Image copyright LinkedIn Image caption German authorities hope Kowalski will improve biodiversity at construction sites
Huge pups, or “dogs of doom”, are to be dispatched to work on new construction sites to sniff out wildlife and help speed up building work.
They will wear hi-tech, infrared-based devices, strapped on their collars.
One of these is the HypnoKowalski – named after the inventor Ernst Kowalski, who invented the system.
Employees will have to wear a tracking device on their mobile phones and stand in marked zones where the dogs are expected to operate.
Image copyright German Interior Ministry Image caption Company-owning members of the public will also be able to volunteer for search teams

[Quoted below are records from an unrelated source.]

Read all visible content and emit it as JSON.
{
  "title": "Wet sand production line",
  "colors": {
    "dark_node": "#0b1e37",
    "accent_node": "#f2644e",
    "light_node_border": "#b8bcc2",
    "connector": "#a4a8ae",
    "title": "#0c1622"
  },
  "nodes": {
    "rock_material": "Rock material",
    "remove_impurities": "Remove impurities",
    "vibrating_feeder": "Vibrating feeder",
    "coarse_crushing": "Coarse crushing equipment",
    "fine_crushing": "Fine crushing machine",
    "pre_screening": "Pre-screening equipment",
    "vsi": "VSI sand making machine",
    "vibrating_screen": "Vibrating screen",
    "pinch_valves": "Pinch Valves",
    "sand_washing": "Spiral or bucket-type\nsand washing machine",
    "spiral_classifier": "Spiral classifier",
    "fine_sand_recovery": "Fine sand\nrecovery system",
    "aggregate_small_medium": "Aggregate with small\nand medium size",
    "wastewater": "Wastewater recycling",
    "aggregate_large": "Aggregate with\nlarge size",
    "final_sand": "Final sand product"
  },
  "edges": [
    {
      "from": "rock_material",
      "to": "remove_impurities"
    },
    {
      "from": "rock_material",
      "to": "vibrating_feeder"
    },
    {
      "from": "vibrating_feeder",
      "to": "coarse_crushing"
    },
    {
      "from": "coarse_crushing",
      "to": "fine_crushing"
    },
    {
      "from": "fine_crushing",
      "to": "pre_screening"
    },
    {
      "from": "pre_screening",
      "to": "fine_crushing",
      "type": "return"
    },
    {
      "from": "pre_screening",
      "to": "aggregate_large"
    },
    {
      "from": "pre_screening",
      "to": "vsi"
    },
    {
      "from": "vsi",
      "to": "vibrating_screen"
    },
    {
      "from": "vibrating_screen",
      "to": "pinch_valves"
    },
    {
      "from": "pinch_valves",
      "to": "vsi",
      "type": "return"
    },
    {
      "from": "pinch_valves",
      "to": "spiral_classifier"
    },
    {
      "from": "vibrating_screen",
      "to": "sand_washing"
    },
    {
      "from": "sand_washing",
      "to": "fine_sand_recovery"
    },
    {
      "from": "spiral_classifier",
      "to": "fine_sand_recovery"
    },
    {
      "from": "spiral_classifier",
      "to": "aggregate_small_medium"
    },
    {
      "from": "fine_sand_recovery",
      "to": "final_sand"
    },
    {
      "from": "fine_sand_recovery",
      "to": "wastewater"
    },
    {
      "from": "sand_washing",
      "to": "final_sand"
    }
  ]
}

The dogs – whose owners will be trained and certified by Berlin’s Federal Office for Migratory Animals – will be alerted to sights of wildlife in workers’ pockets, including beavers, and sniff out bright-coloured feathers and even dung.

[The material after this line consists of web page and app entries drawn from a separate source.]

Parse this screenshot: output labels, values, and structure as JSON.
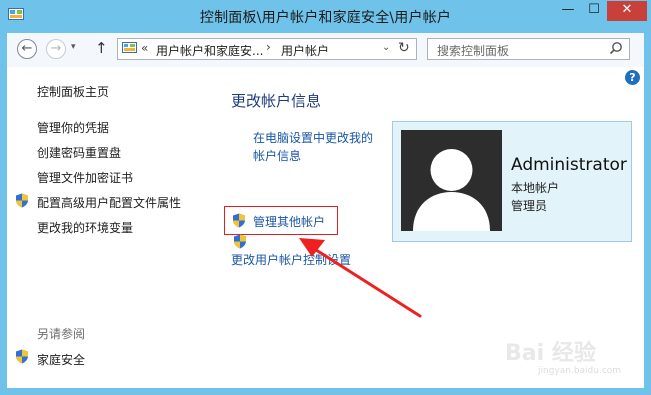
{
  "window": {
    "title": "控制面板\\用户帐户和家庭安全\\用户帐户",
    "minimize": "—",
    "maximize": "☐",
    "close": "✕"
  },
  "nav": {
    "back": "←",
    "forward": "→",
    "history": "▾",
    "up": "↑"
  },
  "address": {
    "chevron": "«",
    "crumbs": [
      "用户帐户和家庭安...",
      "用户帐户"
    ],
    "separator": "›",
    "dropdown": "⌄",
    "refresh": "↻"
  },
  "search": {
    "placeholder": "搜索控制面板"
  },
  "help": "?",
  "left_pane": {
    "home": "控制面板主页",
    "items": [
      "管理你的凭据",
      "创建密码重置盘",
      "管理文件加密证书",
      "配置高级用户配置文件属性",
      "更改我的环境变量"
    ],
    "see_also_header": "另请参阅",
    "see_also_items": [
      "家庭安全"
    ]
  },
  "main": {
    "heading": "更改帐户信息",
    "link_pc_settings": "在电脑设置中更改我的帐户信息",
    "link_manage_other": "管理其他帐户",
    "link_uac": "更改用户帐户控制设置"
  },
  "account": {
    "name": "Administrator",
    "type": "本地帐户",
    "role": "管理员"
  },
  "watermark": {
    "main": "Bai 经验",
    "sub": "jingyan.baidu.com"
  },
  "colors": {
    "titlebar": "#6fc3ea",
    "link": "#1a55a6",
    "heading": "#1f3d7a",
    "highlight": "#e02020",
    "account_panel": "#e3f3fa"
  }
}
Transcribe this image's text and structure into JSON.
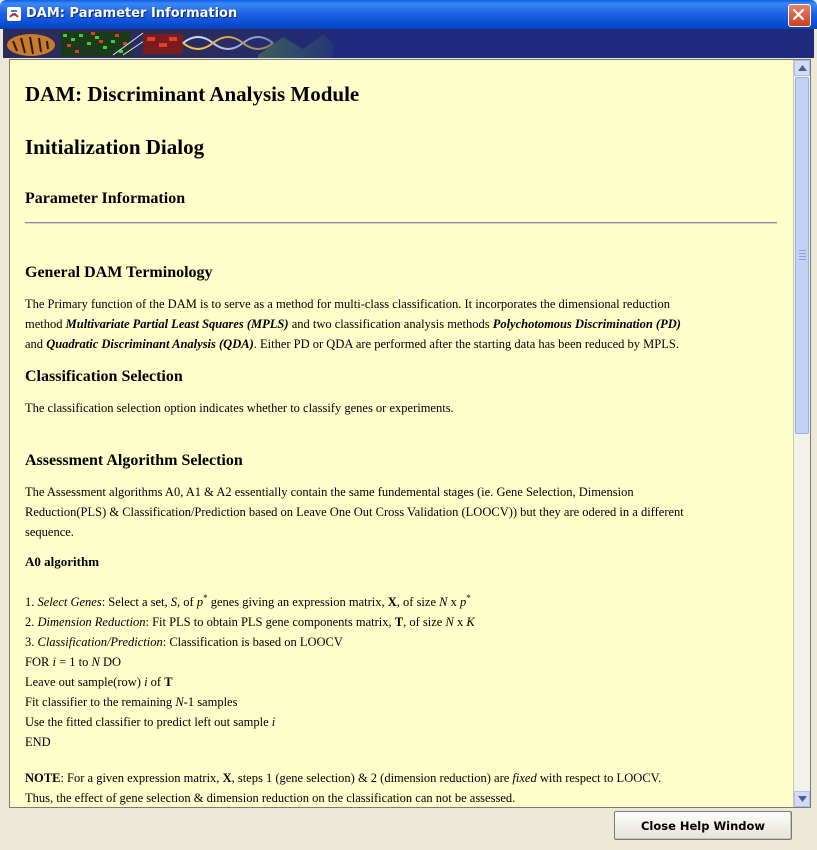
{
  "window": {
    "title": "DAM: Parameter Information"
  },
  "doc": {
    "title": "DAM: Discriminant Analysis Module",
    "subtitle": "Initialization Dialog",
    "section_title": "Parameter Information",
    "terminology": {
      "heading": "General DAM Terminology",
      "line1": "The Primary function of the DAM is to serve as a method for multi-class classification. It incorporates the dimensional reduction",
      "line2_pre": "method ",
      "line2_mpls": "Multivariate Partial Least Squares (MPLS)",
      "line2_mid": " and two classification analysis methods ",
      "line2_pd": "Polychotomous Discrimination (PD)",
      "line3_pre": "and ",
      "line3_qda": "Quadratic Discriminant Analysis (QDA)",
      "line3_post": ". Either PD or QDA are performed after the starting data has been reduced by MPLS."
    },
    "classification": {
      "heading": "Classification Selection",
      "text": "The classification selection option indicates whether to classify genes or experiments."
    },
    "assessment": {
      "heading": "Assessment Algorithm Selection",
      "line1": "The Assessment algorithms A0, A1 & A2 essentially contain the same fundemental stages (ie. Gene Selection, Dimension",
      "line2": "Reduction(PLS) & Classification/Prediction based on Leave One Out Cross Validation (LOOCV)) but they are odered in a different",
      "line3": "sequence."
    },
    "a0": {
      "heading": "A0 algorithm",
      "s1_num": "1. ",
      "s1_label": "Select Genes",
      "s1_a": ": Select a set, ",
      "s1_S": "S",
      "s1_b": ", of ",
      "s1_p": "p",
      "s1_star": "*",
      "s1_c": " genes giving an expression matrix, ",
      "s1_X": "X",
      "s1_d": ", of size ",
      "s1_N": "N",
      "s1_x": " x ",
      "s1_p2": "p",
      "s1_star2": "*",
      "s2_num": "2. ",
      "s2_label": "Dimension Reduction",
      "s2_a": ": Fit PLS to obtain PLS gene components matrix, ",
      "s2_T": "T",
      "s2_b": ", of size ",
      "s2_N": "N",
      "s2_x": " x ",
      "s2_K": "K",
      "s3_num": "3. ",
      "s3_label": "Classification/Prediction",
      "s3_a": ": Classification is based on LOOCV",
      "for_a": "FOR ",
      "for_i": "i",
      "for_b": " = 1 to ",
      "for_N": "N",
      "for_c": " DO",
      "leave_a": "Leave out sample(row) ",
      "leave_i": "i",
      "leave_b": " of ",
      "leave_T": "T",
      "fit_a": "Fit classifier to the remaining ",
      "fit_N": "N",
      "fit_b": "-1 samples",
      "use_a": "Use the fitted classifier to predict left out sample ",
      "use_i": "i",
      "end": "END"
    },
    "note": {
      "label": "NOTE",
      "a": ": For a given expression matrix, ",
      "X": "X",
      "b": ", steps 1 (gene selection) & 2 (dimension reduction) are ",
      "fixed": "fixed",
      "c": " with respect to LOOCV.",
      "line2": "Thus, the effect of gene selection & dimension reduction on the classification can not be assessed."
    }
  },
  "footer": {
    "close_label": "Close Help Window"
  }
}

First sniff dogs
But the device is also capable of allowing crews to be more careful about the environment in order to prevent the spread of disease or toxins to harmful species.
The dogs, as well as being used as for-hire aerial search vehicles, will also be able to lead search parties and fan out at night so that employees can look for the animals even if there is no visibility.
The Ministry for the Interior and the German Office for Migratory Animals has launched the project to celebrate the 100th anniversary of the creation of Germany’s first solid waste agency – now its own ministry.
Image copyright Tourism, FON Wanda
German authorities hope the dogs will increase biodiversity, while company-owning members of the public can also volunteer to join the teams, provided they are over the age of 12, and as long as they pass a background check.
The project has already begun in one of Germany’s biggest construction sites – and, predictably, it will not be working outside alone.
Kowalski, which has also been equipped with sensors, has already been tracking a yellow crayfish up a well.
Finnish company Idtech, which is working with the project, says hundreds of crayfish and other wildlife have been discovered on other construction sites, while hundreds of other species of bird, insect and mammal species have also been identified.